### Interface dataset entries
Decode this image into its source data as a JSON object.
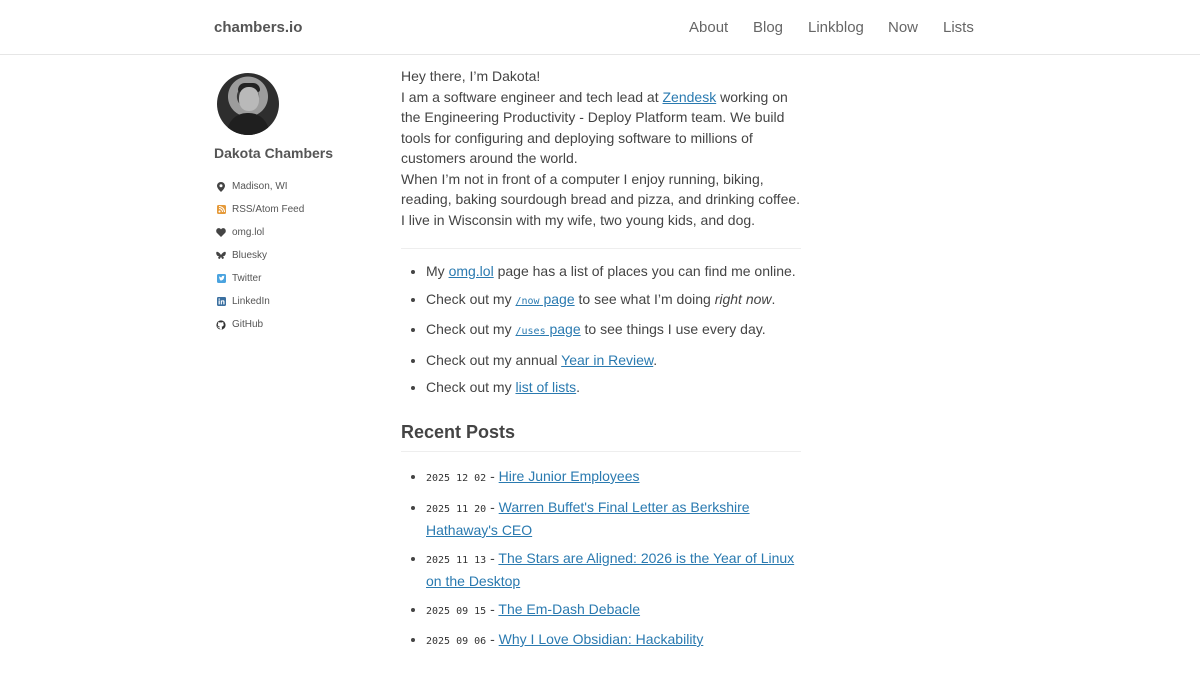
{
  "header": {
    "brand": "chambers.io",
    "nav": [
      "About",
      "Blog",
      "Linkblog",
      "Now",
      "Lists"
    ]
  },
  "sidebar": {
    "name": "Dakota Chambers",
    "links": [
      {
        "label": "Madison, WI",
        "icon": "location-pin-icon"
      },
      {
        "label": "RSS/Atom Feed",
        "icon": "rss-icon"
      },
      {
        "label": "omg.lol",
        "icon": "heart-icon"
      },
      {
        "label": "Bluesky",
        "icon": "butterfly-icon"
      },
      {
        "label": "Twitter",
        "icon": "twitter-icon"
      },
      {
        "label": "LinkedIn",
        "icon": "linkedin-icon"
      },
      {
        "label": "GitHub",
        "icon": "github-icon"
      }
    ]
  },
  "intro": {
    "greeting": "Hey there, I’m Dakota!",
    "p1_before": "I am a software engineer and tech lead at ",
    "p1_link": "Zendesk",
    "p1_after": " working on the Engineering Productivity - Deploy Platform team. We build tools for configuring and deploying software to millions of customers around the world.",
    "p2": "When I’m not in front of a computer I enjoy running, biking, reading, baking sourdough bread and pizza, and drinking coffee. I live in Wisconsin with my wife, two young kids, and dog."
  },
  "checklist": {
    "item1_before": "My ",
    "item1_link": "omg.lol",
    "item1_after": " page has a list of places you can find me online.",
    "item2_before": "Check out my ",
    "item2_code": "/now",
    "item2_link": " page",
    "item2_after_a": " to see what I’m doing ",
    "item2_em": "right now",
    "item2_after_b": ".",
    "item3_before": "Check out my ",
    "item3_code": "/uses",
    "item3_link": " page",
    "item3_after": " to see things I use every day.",
    "item4_before": "Check out my annual ",
    "item4_link": "Year in Review",
    "item4_after": ".",
    "item5_before": "Check out my ",
    "item5_link": "list of lists",
    "item5_after": "."
  },
  "recent": {
    "heading": "Recent Posts",
    "posts": [
      {
        "date": "2025 12 02",
        "title": "Hire Junior Employees"
      },
      {
        "date": "2025 11 20",
        "title": "Warren Buffet's Final Letter as Berkshire Hathaway's CEO"
      },
      {
        "date": "2025 11 13",
        "title": "The Stars are Aligned: 2026 is the Year of Linux on the Desktop"
      },
      {
        "date": "2025 09 15",
        "title": "The Em-Dash Debacle"
      },
      {
        "date": "2025 09 06",
        "title": "Why I Love Obsidian: Hackability"
      }
    ]
  },
  "colors": {
    "link": "#2a7ab0",
    "text": "#444444"
  }
}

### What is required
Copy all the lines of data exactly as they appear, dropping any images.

### Solution to this task
Decode this image into its source data as a JSON object.
{
  "header": {
    "brand": "chambers.io",
    "nav": [
      "About",
      "Blog",
      "Linkblog",
      "Now",
      "Lists"
    ]
  },
  "sidebar": {
    "name": "Dakota Chambers",
    "links": [
      {
        "label": "Madison, WI",
        "icon": "location-pin-icon"
      },
      {
        "label": "RSS/Atom Feed",
        "icon": "rss-icon"
      },
      {
        "label": "omg.lol",
        "icon": "heart-icon"
      },
      {
        "label": "Bluesky",
        "icon": "butterfly-icon"
      },
      {
        "label": "Twitter",
        "icon": "twitter-icon"
      },
      {
        "label": "LinkedIn",
        "icon": "linkedin-icon"
      },
      {
        "label": "GitHub",
        "icon": "github-icon"
      }
    ]
  },
  "intro": {
    "greeting": "Hey there, I’m Dakota!",
    "p1_before": "I am a software engineer and tech lead at ",
    "p1_link": "Zendesk",
    "p1_after": " working on the Engineering Productivity - Deploy Platform team. We build tools for configuring and deploying software to millions of customers around the world.",
    "p2": "When I’m not in front of a computer I enjoy running, biking, reading, baking sourdough bread and pizza, and drinking coffee. I live in Wisconsin with my wife, two young kids, and dog."
  },
  "checklist": {
    "item1_before": "My ",
    "item1_link": "omg.lol",
    "item1_after": " page has a list of places you can find me online.",
    "item2_before": "Check out my ",
    "item2_code": "/now",
    "item2_link": " page",
    "item2_after_a": " to see what I’m doing ",
    "item2_em": "right now",
    "item2_after_b": ".",
    "item3_before": "Check out my ",
    "item3_code": "/uses",
    "item3_link": " page",
    "item3_after": " to see things I use every day.",
    "item4_before": "Check out my annual ",
    "item4_link": "Year in Review",
    "item4_after": ".",
    "item5_before": "Check out my ",
    "item5_link": "list of lists",
    "item5_after": "."
  },
  "recent": {
    "heading": "Recent Posts",
    "posts": [
      {
        "date": "2025 12 02",
        "title": "Hire Junior Employees"
      },
      {
        "date": "2025 11 20",
        "title": "Warren Buffet's Final Letter as Berkshire Hathaway's CEO"
      },
      {
        "date": "2025 11 13",
        "title": "The Stars are Aligned: 2026 is the Year of Linux on the Desktop"
      },
      {
        "date": "2025 09 15",
        "title": "The Em-Dash Debacle"
      },
      {
        "date": "2025 09 06",
        "title": "Why I Love Obsidian: Hackability"
      }
    ]
  },
  "colors": {
    "link": "#2a7ab0",
    "text": "#444444"
  }
}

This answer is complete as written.